VMWare presented new research today on the historically distant relationship between the issue of cyber-security, employees and the board.
Jeremy Van Doorn, director of network and security pre-sales at VMWare, and several other IT professionals presented a glimpse of the findings contained in VMWare's latest report.
The research presents the opinions of 500 office workers and 250 IT decision-makers, many of whom feel that cyber-security should be more of a concern to a company's executive members and board.
In fact, 29 percent of both groups believe that the CEO should be responsible for a significant data breach, and 38 percent of office workers and 22 percent of decision-makers believe that the buck should stop with the board following a breach.
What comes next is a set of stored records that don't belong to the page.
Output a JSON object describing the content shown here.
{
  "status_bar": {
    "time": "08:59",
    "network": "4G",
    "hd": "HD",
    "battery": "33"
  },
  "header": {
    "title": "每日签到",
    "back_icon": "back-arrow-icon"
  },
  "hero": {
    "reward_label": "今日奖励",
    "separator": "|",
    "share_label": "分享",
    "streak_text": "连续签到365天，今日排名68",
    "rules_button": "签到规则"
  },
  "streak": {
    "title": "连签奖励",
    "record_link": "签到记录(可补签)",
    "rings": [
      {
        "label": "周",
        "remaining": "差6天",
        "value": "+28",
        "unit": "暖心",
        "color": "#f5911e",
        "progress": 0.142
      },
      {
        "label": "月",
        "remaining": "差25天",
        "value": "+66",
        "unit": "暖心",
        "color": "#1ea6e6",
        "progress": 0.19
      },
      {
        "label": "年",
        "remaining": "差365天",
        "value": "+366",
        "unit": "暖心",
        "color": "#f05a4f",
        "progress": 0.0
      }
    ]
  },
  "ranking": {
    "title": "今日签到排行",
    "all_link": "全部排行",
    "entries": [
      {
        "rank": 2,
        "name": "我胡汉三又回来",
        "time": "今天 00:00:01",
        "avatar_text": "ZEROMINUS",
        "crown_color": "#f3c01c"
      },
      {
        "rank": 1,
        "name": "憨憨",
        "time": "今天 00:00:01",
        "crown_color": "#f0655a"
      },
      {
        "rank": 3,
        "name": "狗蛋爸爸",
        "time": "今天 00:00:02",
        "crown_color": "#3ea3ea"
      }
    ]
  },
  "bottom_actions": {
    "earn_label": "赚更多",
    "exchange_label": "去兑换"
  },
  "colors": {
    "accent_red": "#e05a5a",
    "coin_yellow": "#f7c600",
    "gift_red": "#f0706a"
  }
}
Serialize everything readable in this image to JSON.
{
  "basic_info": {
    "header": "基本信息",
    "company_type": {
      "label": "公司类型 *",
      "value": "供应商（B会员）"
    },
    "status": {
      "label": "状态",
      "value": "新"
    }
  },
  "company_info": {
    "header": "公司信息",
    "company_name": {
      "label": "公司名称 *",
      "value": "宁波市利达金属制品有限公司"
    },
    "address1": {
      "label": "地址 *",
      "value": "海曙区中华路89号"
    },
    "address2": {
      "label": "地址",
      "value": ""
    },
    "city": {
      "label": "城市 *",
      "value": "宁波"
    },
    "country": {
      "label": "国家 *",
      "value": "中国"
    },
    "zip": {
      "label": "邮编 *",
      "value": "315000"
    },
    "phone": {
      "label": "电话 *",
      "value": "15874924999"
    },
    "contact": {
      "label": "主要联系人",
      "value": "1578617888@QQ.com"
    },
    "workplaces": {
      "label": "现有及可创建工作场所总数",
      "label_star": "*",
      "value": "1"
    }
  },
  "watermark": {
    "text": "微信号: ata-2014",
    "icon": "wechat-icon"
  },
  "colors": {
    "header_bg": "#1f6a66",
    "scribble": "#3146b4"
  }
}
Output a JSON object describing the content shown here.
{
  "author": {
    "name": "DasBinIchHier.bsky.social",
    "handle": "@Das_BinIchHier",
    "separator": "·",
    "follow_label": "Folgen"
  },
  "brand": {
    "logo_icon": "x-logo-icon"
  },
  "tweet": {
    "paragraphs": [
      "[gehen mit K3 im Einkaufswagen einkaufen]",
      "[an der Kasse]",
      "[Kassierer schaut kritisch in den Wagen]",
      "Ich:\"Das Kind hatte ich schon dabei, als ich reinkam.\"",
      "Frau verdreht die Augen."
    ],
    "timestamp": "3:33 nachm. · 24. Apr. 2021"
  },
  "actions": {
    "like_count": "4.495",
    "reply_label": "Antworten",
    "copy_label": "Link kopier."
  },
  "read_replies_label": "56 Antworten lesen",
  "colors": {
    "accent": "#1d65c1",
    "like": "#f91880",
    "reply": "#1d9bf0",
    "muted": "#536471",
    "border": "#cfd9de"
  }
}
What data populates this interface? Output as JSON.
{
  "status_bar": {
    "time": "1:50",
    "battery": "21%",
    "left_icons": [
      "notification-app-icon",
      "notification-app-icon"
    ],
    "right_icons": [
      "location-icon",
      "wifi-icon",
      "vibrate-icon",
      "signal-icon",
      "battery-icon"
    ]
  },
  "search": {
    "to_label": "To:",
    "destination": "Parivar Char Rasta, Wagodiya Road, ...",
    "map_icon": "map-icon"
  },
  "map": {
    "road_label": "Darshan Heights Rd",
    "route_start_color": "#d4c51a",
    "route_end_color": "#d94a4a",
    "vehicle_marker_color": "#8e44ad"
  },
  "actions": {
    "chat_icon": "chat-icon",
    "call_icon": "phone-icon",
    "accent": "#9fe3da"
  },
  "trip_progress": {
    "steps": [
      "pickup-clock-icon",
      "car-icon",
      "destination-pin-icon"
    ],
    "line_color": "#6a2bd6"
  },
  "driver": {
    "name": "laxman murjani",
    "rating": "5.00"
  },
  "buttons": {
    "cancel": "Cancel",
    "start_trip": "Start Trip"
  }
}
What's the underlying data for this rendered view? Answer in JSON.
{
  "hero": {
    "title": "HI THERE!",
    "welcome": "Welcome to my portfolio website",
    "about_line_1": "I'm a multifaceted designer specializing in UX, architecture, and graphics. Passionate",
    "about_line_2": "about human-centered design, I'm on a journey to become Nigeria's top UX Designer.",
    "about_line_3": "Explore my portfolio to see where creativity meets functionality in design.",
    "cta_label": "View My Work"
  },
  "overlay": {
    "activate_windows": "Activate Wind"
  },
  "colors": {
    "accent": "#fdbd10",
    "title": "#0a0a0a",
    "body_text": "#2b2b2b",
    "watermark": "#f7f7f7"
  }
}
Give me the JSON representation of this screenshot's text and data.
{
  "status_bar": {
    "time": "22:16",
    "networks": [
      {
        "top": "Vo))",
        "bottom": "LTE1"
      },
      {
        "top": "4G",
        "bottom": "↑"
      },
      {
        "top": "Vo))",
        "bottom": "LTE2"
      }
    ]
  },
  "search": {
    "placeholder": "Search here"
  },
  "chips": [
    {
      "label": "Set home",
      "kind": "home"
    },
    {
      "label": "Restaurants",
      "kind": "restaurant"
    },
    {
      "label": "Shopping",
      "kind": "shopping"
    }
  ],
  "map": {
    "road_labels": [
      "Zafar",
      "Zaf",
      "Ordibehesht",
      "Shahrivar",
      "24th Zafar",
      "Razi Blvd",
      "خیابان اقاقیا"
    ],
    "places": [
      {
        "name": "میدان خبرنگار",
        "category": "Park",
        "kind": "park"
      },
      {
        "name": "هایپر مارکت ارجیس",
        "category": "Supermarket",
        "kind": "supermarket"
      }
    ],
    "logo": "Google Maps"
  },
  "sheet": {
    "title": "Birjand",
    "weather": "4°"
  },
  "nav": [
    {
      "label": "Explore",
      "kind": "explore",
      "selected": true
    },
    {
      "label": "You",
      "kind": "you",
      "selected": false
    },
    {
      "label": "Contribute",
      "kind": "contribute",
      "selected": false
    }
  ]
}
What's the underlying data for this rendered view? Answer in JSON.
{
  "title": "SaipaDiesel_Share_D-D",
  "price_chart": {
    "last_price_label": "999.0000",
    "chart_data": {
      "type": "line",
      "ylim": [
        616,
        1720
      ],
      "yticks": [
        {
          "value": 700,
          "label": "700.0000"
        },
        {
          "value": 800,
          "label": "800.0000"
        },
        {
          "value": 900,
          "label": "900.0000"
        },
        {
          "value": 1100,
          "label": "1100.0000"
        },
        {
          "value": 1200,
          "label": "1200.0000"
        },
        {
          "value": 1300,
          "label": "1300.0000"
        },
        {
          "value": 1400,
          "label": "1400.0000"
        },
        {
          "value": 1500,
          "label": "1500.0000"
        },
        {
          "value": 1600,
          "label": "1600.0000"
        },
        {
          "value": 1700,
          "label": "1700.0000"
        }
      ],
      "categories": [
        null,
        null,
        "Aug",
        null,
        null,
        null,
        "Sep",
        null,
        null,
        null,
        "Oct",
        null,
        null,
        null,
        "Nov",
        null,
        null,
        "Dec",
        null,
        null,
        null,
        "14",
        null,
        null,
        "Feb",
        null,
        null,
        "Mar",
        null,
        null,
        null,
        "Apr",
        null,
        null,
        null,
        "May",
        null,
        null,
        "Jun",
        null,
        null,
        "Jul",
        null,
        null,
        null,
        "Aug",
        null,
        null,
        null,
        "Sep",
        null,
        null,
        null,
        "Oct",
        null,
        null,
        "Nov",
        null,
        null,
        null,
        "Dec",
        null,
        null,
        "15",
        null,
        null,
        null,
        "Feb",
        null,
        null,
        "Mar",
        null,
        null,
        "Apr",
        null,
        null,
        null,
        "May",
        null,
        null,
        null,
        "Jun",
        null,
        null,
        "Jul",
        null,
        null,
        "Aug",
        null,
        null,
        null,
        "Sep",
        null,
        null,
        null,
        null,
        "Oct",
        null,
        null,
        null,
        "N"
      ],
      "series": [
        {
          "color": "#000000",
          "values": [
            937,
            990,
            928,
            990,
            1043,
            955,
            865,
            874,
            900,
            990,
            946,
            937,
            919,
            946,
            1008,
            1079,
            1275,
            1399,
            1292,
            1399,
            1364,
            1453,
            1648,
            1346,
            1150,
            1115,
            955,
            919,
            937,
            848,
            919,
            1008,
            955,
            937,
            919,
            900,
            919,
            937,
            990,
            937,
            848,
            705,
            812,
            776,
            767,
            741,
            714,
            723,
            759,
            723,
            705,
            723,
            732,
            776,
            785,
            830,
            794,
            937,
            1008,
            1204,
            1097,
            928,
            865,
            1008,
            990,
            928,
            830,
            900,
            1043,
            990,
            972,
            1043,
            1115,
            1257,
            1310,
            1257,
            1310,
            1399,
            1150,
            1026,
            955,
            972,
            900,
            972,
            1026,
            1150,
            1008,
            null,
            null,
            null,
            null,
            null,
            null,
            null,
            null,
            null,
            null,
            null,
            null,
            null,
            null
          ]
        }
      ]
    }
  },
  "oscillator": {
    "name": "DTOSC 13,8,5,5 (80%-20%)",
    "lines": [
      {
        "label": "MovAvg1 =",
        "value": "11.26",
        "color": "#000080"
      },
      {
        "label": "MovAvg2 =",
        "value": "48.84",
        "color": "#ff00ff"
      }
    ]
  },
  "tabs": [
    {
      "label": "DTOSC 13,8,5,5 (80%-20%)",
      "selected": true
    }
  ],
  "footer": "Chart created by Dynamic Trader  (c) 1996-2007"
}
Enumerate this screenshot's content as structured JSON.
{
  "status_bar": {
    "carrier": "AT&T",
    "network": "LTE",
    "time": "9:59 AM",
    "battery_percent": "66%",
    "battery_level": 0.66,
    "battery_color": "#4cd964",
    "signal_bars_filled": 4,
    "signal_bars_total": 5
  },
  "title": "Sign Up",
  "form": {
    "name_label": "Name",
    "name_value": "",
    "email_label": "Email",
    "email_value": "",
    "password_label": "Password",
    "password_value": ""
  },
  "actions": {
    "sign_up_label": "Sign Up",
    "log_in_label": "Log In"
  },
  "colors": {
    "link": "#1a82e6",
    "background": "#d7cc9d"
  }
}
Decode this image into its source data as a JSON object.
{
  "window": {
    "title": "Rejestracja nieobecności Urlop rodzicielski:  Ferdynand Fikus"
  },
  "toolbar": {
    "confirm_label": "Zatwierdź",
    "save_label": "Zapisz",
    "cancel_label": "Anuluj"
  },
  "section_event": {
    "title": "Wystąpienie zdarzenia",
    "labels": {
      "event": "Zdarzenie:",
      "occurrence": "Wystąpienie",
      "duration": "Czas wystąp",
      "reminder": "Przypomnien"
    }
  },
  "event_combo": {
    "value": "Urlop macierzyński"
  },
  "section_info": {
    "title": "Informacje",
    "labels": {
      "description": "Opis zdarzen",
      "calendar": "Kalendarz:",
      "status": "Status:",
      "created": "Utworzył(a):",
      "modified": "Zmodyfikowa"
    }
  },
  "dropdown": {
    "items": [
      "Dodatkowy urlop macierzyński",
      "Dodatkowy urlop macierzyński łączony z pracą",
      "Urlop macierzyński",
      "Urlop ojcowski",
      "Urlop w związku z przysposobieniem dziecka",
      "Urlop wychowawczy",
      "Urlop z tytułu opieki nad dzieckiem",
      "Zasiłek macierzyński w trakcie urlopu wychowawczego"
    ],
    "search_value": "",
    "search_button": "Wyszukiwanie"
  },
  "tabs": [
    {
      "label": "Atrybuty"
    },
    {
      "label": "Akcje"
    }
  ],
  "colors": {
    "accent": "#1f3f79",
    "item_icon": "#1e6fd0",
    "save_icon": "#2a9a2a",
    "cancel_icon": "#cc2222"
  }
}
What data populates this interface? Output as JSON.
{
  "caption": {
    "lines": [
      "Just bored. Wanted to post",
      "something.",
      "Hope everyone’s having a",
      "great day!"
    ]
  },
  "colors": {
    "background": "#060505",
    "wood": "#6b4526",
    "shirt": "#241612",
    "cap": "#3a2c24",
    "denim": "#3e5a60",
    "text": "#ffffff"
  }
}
However, research published in conjunction with the Economist Intelligent Unit earlier this year showed that only five percent of corporate leaders put cyber-security at the top of their priorities.
And it might not be anything new but the research finds, yet again, that the greatest threats come from within. More than half, 55 percent, of the IT decision-makers surveyed cited this as their biggest challenge.
Moreover, the report goes into greater depth about how employee oversights may lead to poor security. Twenty-six percent of the workers surveyed use a personal device for work and thereby access sensitive corporate data. Just under a fifth would do things that might risk a breach to get their job done.
Perhaps our conception of hackers is all wrong, said Mark Ridley, director of technology at Reed.co.uk. In fact, added Ridley, “everybody in your business is hacker,” in the classical sense at least.
In essence, they are looking for ways to get around problems. As the IT security cliche goes, human are the weakest link in any organisation. But the endless and seemingly often pointless hurdles that employees have to jump over in order to keep their business secure from an ostensibly distant and nebulous enemy is often the source of lax security.
Hackers are “like water or electricity, they flow to the easiest point to get in”.
“People just want to do a good job”, said Ridley, and those time-consuming hurdles can often seem more hindrance than help. That's how well-intentioned employees become the weakest point of a defensive wall.
This is not so much a technology problem, but perhaps a psychological, or sociological one. It's a question of “how much can people take”.
Simply, its about making security as easy as possible for employees. In the report itself, Joe Baguley, CTO of VMware mentions that, “Security is not just about technology. As the research shows, the decisions and behaviours of people will impact the integrity of a business”.
However, adds Baguley, “This can't be about lockdown or creating a culture of fear. Smart organisations are enabling, not restricting, their employees – allowing them to thrive, adapt processes and transform operations to succeed.”